Introduction Pulse testing, as a practical method of reservoir analysis, was introduced into petroleum engineering literature by Johnson et al. in 1966. Since then, several authors have discussed, expanded on, or applied some of the basic concepts of horizontal pulse testing. Pulse testing as originally formulated by Johnson et al. can provide two pieces of information from which the reservoir transmissibility (T = krh/Î¼) and storage (S = Î¦cth) can be obtained. It does not address itself to the problem of evaluating the in-situ vertical permeability, which is important in reservoir processes where there is appreciable vertical flow. It has been recognized that vertical interference testing has considerable promise for simultaneous evaluation of the horizontal and vertical permeability; however, no one has considered the use of multipulse tests and the Johnson gradient method for this purpose. This is despite the inherent advantages of multipulse testing over the other techniques. The objective of this paper is twofold: to examine the behavior of multipulse pressure transients in a vertically pulsed slab reservoir, noting the effect of the finite characteristics of the reservoir, and to generate correlation curves, based on known pressure response characteristics, for interpreting dynamic data from pulse-tested reservoirs.

Proceedings Papers

Publisher: Society of Petroleum Engineers (SPE)

Paper presented at the Fall Meeting of the Society of Petroleum Engineers of AIME, October 6–9, 1974

Paper Number: SPE-5055-B

Abstract

Introduction Most of the published literature on pulse testing has concentrated on the analysis of pulse tests in infinite domains.
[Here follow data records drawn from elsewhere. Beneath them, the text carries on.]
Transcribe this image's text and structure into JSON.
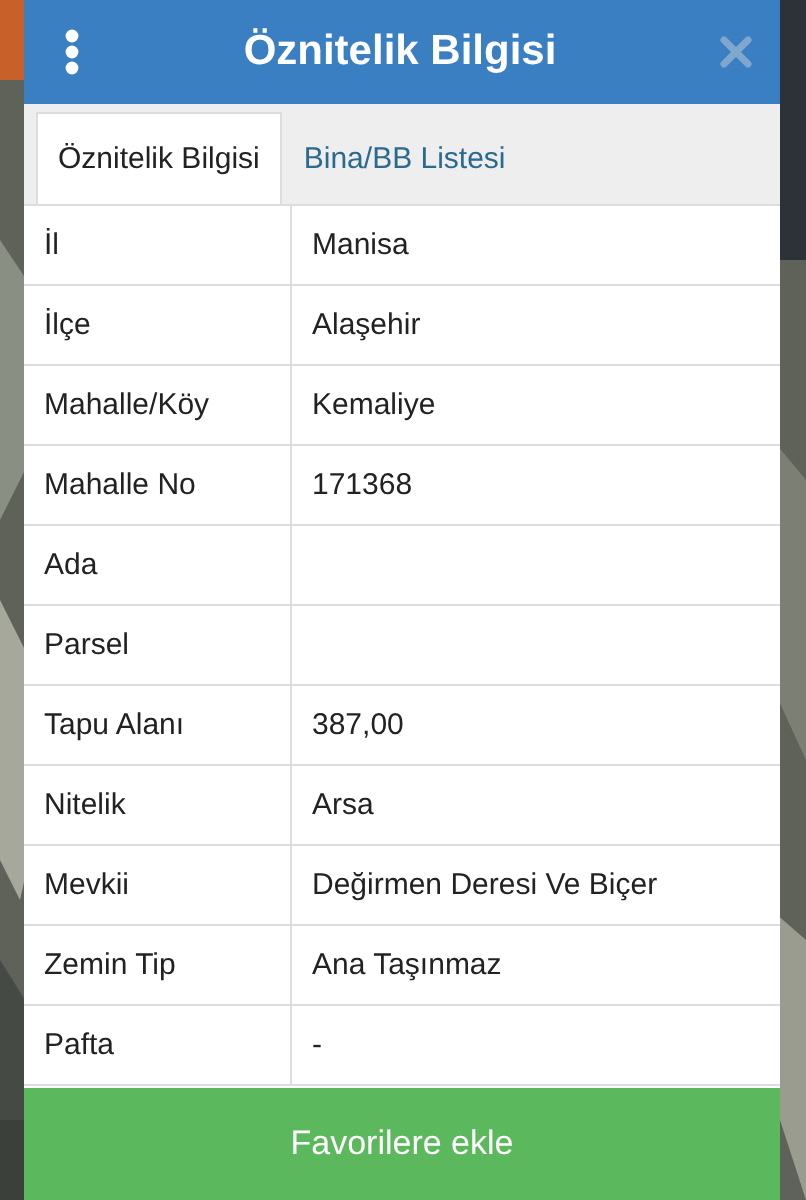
{
  "dialog": {
    "title": "Öznitelik Bilgisi"
  },
  "tabs": [
    {
      "label": "Öznitelik Bilgisi",
      "selected": true
    },
    {
      "label": "Bina/BB Listesi",
      "selected": false
    }
  ],
  "rows": [
    {
      "label": "İl",
      "value": "Manisa"
    },
    {
      "label": "İlçe",
      "value": "Alaşehir"
    },
    {
      "label": "Mahalle/Köy",
      "value": "Kemaliye"
    },
    {
      "label": "Mahalle No",
      "value": "171368"
    },
    {
      "label": "Ada"
    },
    {
      "label": "Parsel"
    },
    {
      "label": "Tapu Alanı",
      "value": "387,00"
    },
    {
      "label": "Nitelik",
      "value": "Arsa"
    },
    {
      "label": "Mevkii",
      "value": "Değirmen Deresi Ve Biçer"
    },
    {
      "label": "Zemin Tip",
      "value": "Ana Taşınmaz"
    },
    {
      "label": "Pafta",
      "value": "-"
    }
  ],
  "action_button": "Favorilere ekle"
}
Few known comprehensive analyses have been made on tests in finite-acting domains. This is despite the known fact that pulse test results based on the simple infinite model are subject to serious errors if boundary effects are present. This paper is an illustration of the practical application of the theoretical model presented by Falade and Brigham on "The Dynamics of Vertical Pulse Testing in a Slab Reservoir" with special considerations for the boundary effects. Review of Model The transient pressure response due to equal and alternating periods of shut-in and injection (or production) into a test well during vertical pulse testing in a slab reservoir can be described as follows.

Proceedings Papers
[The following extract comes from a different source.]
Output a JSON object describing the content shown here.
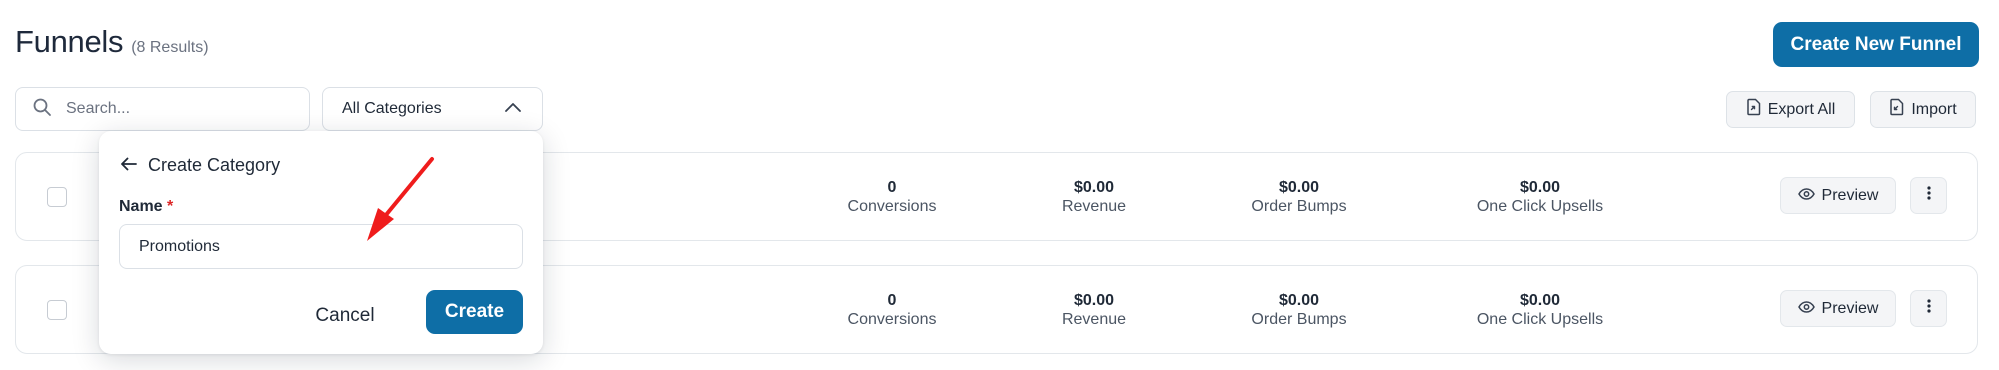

Publisher: Society of Petroleum Engineers (SPE)

Paper presented at the Fall Meeting of the Society of Petroleum Engineers of AIME, September 30–October 3, 1973

Paper Number: SPE-4585-MS

Abstract

ABSTRACT Often, in flow through porous media, the mixing characteristics of the flowing fluids are defined by the diffusivity equation. Solutions of this equation are available for linear flow and close approximations are available for radial flow. In this paper, one of the radial flow approximation methods has been generalized to a variety of geometries. The solution is assumed to be in the form of an error function; and equations are derived for the standard deviation, i.e., the argument of the error function. By breaking the flow system into segments and by repeated use of these solutions, mixing can be calculated in a large variety of flow systems. For example, equations can be used to calculate tracer flow behavior in reservoirs and mixing in vertical miscible displacement. INTRODUCTION In the absence of viscous fingering, the equations defining mixing in a linear miscible displacement are well known.